The MED This Week newsletter provides expert analysis and informed insights on the most significant developments in the MENA region, bringing together unique opinions on the topic and reliable foresight on future scenarios. Today, we turn the spotlight on the Emirates, which celebrated the 50th anniversary of its foundation at a time of vibrant diplomatic dynamism at both the regional and international levels. Nonetheless, despite this new emphasis on promoting dialogue, several vital economic and security challenges are likely to remain at the top of the country's agenda.
Il rialzo dei prezzi osservato quest’anno sembra destinato a durare. Tra geopolitica, Covid ed energia, ci sono tutti gli elementi per un ciclo strutturale.
Le Zone Economiche Speciali hanno avuto un successo globale, ma il loro impatto resta controverso. La chiave per il futuro è la sostenibilità.

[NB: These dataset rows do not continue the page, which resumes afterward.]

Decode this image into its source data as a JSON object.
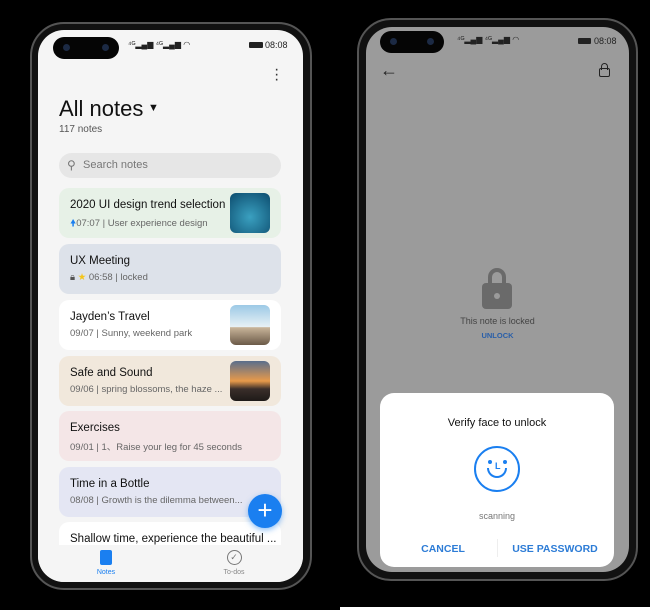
{
  "status": {
    "time": "08:08",
    "signal": "4G signal",
    "wifi": "wifi-icon",
    "battery": "battery-icon"
  },
  "notes_screen": {
    "title": "All notes",
    "count": "117 notes",
    "search_placeholder": "Search notes",
    "notes": [
      {
        "title": "2020 UI design trend selection",
        "time": "07:07",
        "sub": " | User experience design",
        "color": "#e7f1e7",
        "pinned": true
      },
      {
        "title": "UX Meeting",
        "time": "06:58",
        "sub": " | locked",
        "color": "#dde2ea",
        "locked": true,
        "starred": true
      },
      {
        "title": "Jayden’s Travel",
        "sub": "09/07 | Sunny, weekend park",
        "color": "#ffffff"
      },
      {
        "title": "Safe and Sound",
        "sub": "09/06 | spring blossoms, the haze ...",
        "color": "#f1e8dc"
      },
      {
        "title": "Exercises",
        "sub": "09/01 | 1、Raise your leg for 45 seconds",
        "color": "#f4e6e7"
      },
      {
        "title": "Time in a Bottle",
        "sub": "08/08 | Growth is the dilemma between...",
        "color": "#e4e6f3"
      },
      {
        "title": "Shallow time, experience the beautiful ...",
        "color": "#ffffff"
      }
    ],
    "nav": {
      "notes": "Notes",
      "todos": "To-dos"
    },
    "accent": "#1a7ff0"
  },
  "locked_screen": {
    "message": "This note is locked",
    "unlock": "UNLOCK",
    "dialog": {
      "title": "Verify face to unlock",
      "status": "scanning",
      "cancel": "CANCEL",
      "use_password": "USE PASSWORD"
    }
  }
}
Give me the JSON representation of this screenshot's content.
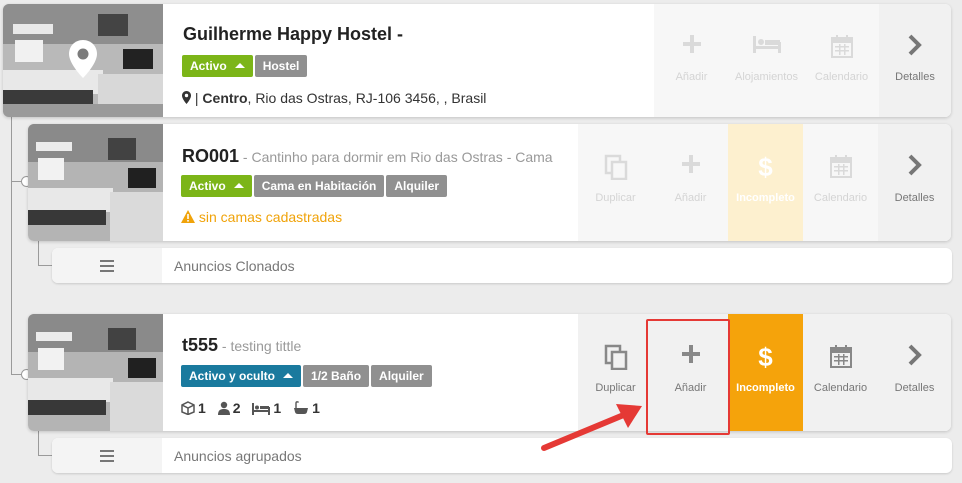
{
  "hostel": {
    "name": "Guilherme Happy Hostel -",
    "status": "Activo",
    "type": "Hostel",
    "address_prefix": "|",
    "address_area": "Centro",
    "address_rest": ", Rio das Ostras, RJ-106 3456, , Brasil",
    "actions": {
      "add": "Añadir",
      "rooms": "Alojamientos",
      "calendar": "Calendario",
      "details": "Detalles"
    }
  },
  "listing1": {
    "code": "RO001",
    "subtitle": " - Cantinho para dormir em Rio das Ostras - Cama",
    "status": "Activo",
    "type": "Cama en Habitación",
    "mode": "Alquiler",
    "warning": "sin camas cadastradas",
    "actions": {
      "duplicate": "Duplicar",
      "add": "Añadir",
      "price": "Incompleto",
      "calendar": "Calendario",
      "details": "Detalles"
    },
    "sub_label": "Anuncios Clonados"
  },
  "listing2": {
    "code": "t555",
    "subtitle": " - testing tittle",
    "status": "Activo y oculto",
    "type": "1/2 Baño",
    "mode": "Alquiler",
    "stats": {
      "rooms": "1",
      "guests": "2",
      "beds": "1",
      "baths": "1"
    },
    "actions": {
      "duplicate": "Duplicar",
      "add": "Añadir",
      "price": "Incompleto",
      "calendar": "Calendario",
      "details": "Detalles"
    },
    "sub_label": "Anuncios agrupados"
  },
  "colors": {
    "green": "#7cb518",
    "blue": "#1a7a9e",
    "amber": "#f5a30b",
    "annotation": "#e53935"
  },
  "icons": [
    "map-pin-icon",
    "plus-icon",
    "bed-icon",
    "calendar-icon",
    "chevron-right-icon",
    "copy-icon",
    "dollar-icon",
    "warning-icon",
    "menu-icon",
    "box-icon",
    "user-icon",
    "bath-icon"
  ]
}
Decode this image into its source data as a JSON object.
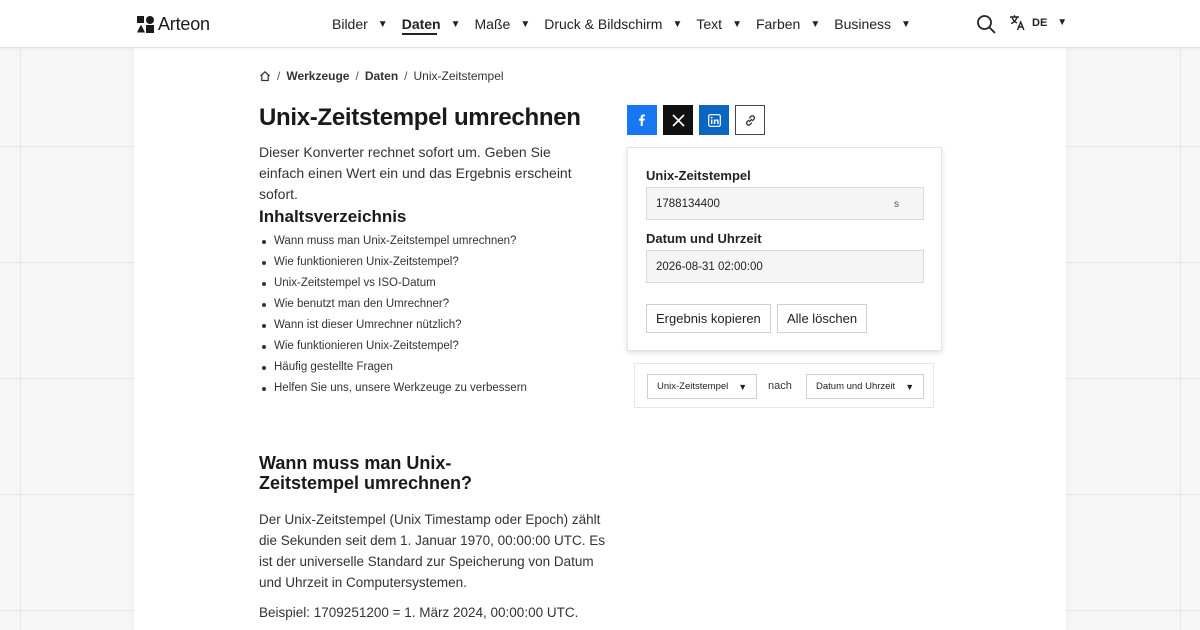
{
  "header": {
    "brand": "Arteon",
    "nav": [
      {
        "label": "Bilder",
        "active": false
      },
      {
        "label": "Daten",
        "active": true
      },
      {
        "label": "Maße",
        "active": false
      },
      {
        "label": "Druck & Bildschirm",
        "active": false
      },
      {
        "label": "Text",
        "active": false
      },
      {
        "label": "Farben",
        "active": false
      },
      {
        "label": "Business",
        "active": false
      }
    ],
    "language": "DE",
    "icons": {
      "search": "search-icon",
      "translate": "translate-icon",
      "caret": "caret-down-icon"
    }
  },
  "breadcrumb": {
    "home_icon": "home-icon",
    "items": [
      "Werkzeuge",
      "Daten",
      "Unix-Zeitstempel"
    ]
  },
  "page": {
    "title": "Unix-Zeitstempel umrechnen",
    "intro": "Dieser Konverter rechnet sofort um. Geben Sie einfach einen Wert ein und das Ergebnis erscheint sofort."
  },
  "toc": {
    "title": "Inhaltsverzeichnis",
    "items": [
      "Wann muss man Unix-Zeitstempel umrechnen?",
      "Wie funktionieren Unix-Zeitstempel?",
      "Unix-Zeitstempel vs ISO-Datum",
      "Wie benutzt man den Umrechner?",
      "Wann ist dieser Umrechner nützlich?",
      "Wie funktionieren Unix-Zeitstempel?",
      "Häufig gestellte Fragen",
      "Helfen Sie uns, unsere Werkzeuge zu verbessern"
    ]
  },
  "section": {
    "title": "Wann muss man Unix-Zeitstempel umrechnen?",
    "body": "Der Unix-Zeitstempel (Unix Timestamp oder Epoch) zählt die Sekunden seit dem 1. Januar 1970, 00:00:00 UTC. Es ist der universelle Standard zur Speicherung von Datum und Uhrzeit in Computersystemen.",
    "example": "Beispiel: 1709251200 = 1. März 2024, 00:00:00 UTC."
  },
  "share": {
    "icons": [
      "facebook-icon",
      "x-icon",
      "linkedin-icon",
      "link-icon"
    ],
    "colors": {
      "facebook": "#1877f2",
      "x": "#111111",
      "linkedin": "#0a66c2"
    }
  },
  "converter": {
    "input_label": "Unix-Zeitstempel",
    "input_value": "1788134400",
    "input_unit": "s",
    "output_label": "Datum und Uhrzeit",
    "output_value": "2026-08-31 02:00:00",
    "copy_button": "Ergebnis kopieren",
    "clear_button": "Alle löschen"
  },
  "units": {
    "from": "Unix-Zeitstempel",
    "connector": "nach",
    "to": "Datum und Uhrzeit"
  }
}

Domenica al secondo turno delle elezioni presidenziali si sfidano due visioni opposte del paese, della sua storia e del suo futuro.
China and Africa’s ground-breaking declaration on climate change will profoundly impact China’s future international development strategy. In this blog, IDS Fellow Wei Shen highlights how and what more needs to be done to successfully implement this vision.
It is possible to define the modern political history of Libya as a compromise. A compromise that began during the Idris monarchy which decided to come to terms with Western nations, and that continued between the king and the country's tribal realities. During Gaddafi's devastating 42-year regime, the rais leveraged favoritism, corruption, and atavistic hatreds to keep his citizens together, giving nothing in return if not an artificial, hyper-centralized state body for the benefit of a small elite, and one that obviously could not survive him.
Libya is situated in the North African region with climatic conditions that are influenced by the Mediterranean Sea in the north and the Sahara Desert in the south; resulting in abrupt weather transitions. Libya is considered the world’s ninth country in terms of oil reserves. Over 90 percent of its source of water originates from fossil groundwater aquifers. In addition, the country doesn’t have any rivers, while the surface run-offs are considered limited due to low rainfall rate.
It is an acquired truth that Libya as a country, or better, a single entity did not come into being until 1934. Back then, the regions that composed Libya were assembled by the newly appointed Italian governor Italo Balbo into one whole unit to be administered. This period was cut short by Italy’s defeat in WWII: the country’s “liberation” resulted in its splitting into different areas, each under a European country’s mandate.